Unlike amalgam (silver) fillings, white fillings stick to teeth so they can be used to repair teeth (especially front teeth) which have been chipped, broken or decayed. They can sometimes be used in back teeth if there’s not too much decay or damage.
You will probably hear the dentist talk about ‘composite’ or ‘glass ionomer’ – these are just different types of white filling.
How do we do a white filling?
- The area around the tooth will be numbed.
- Any decay will be removed.
- Some or all of an old filling might also need to be removed.
- The tooth is washed and dried by blowing water and then air onto it. You will hear this and see the dentist holding something which looks like a water pistol.
- The filling material is put into or onto the tooth and shaped.
- The filling is usually hardened by pointing a bright light at it, inside your mouth. You will see the dentist and dental nurse protecting their eyes.
- The filling is trimmed and polished.
The benefits of this treatment:
- White fillings are tooth-coloured. They come in a range of shades so they can be matched to the colour of your own teeth.

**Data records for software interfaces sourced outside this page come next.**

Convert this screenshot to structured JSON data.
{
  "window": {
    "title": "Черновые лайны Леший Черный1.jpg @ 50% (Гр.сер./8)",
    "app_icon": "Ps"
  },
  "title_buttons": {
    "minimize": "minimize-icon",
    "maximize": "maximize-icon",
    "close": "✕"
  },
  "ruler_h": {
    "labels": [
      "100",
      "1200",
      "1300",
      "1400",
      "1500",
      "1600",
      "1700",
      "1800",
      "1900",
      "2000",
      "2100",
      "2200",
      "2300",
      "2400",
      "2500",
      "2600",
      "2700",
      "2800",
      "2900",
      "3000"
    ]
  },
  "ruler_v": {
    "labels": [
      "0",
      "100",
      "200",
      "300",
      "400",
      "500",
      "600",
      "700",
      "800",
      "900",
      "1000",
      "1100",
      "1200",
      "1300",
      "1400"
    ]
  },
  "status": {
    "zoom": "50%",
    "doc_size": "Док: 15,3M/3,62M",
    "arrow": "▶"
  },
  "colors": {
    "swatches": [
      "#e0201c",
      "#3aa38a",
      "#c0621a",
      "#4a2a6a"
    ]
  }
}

- Because white fillings are sticky they can be used to reshape and rebuild broken edges or worn teeth. They can also be used to cover marks – discolouration – if they can’t be removed by cleaning.
- A tooth needs less preparation for a white filling than a silver filling.
White fillings are not as strong as silver fillings, so they may not be suitable for large fillings in back teeth. They also need very dry conditions which can be hard to achieve right at the back of your mouth.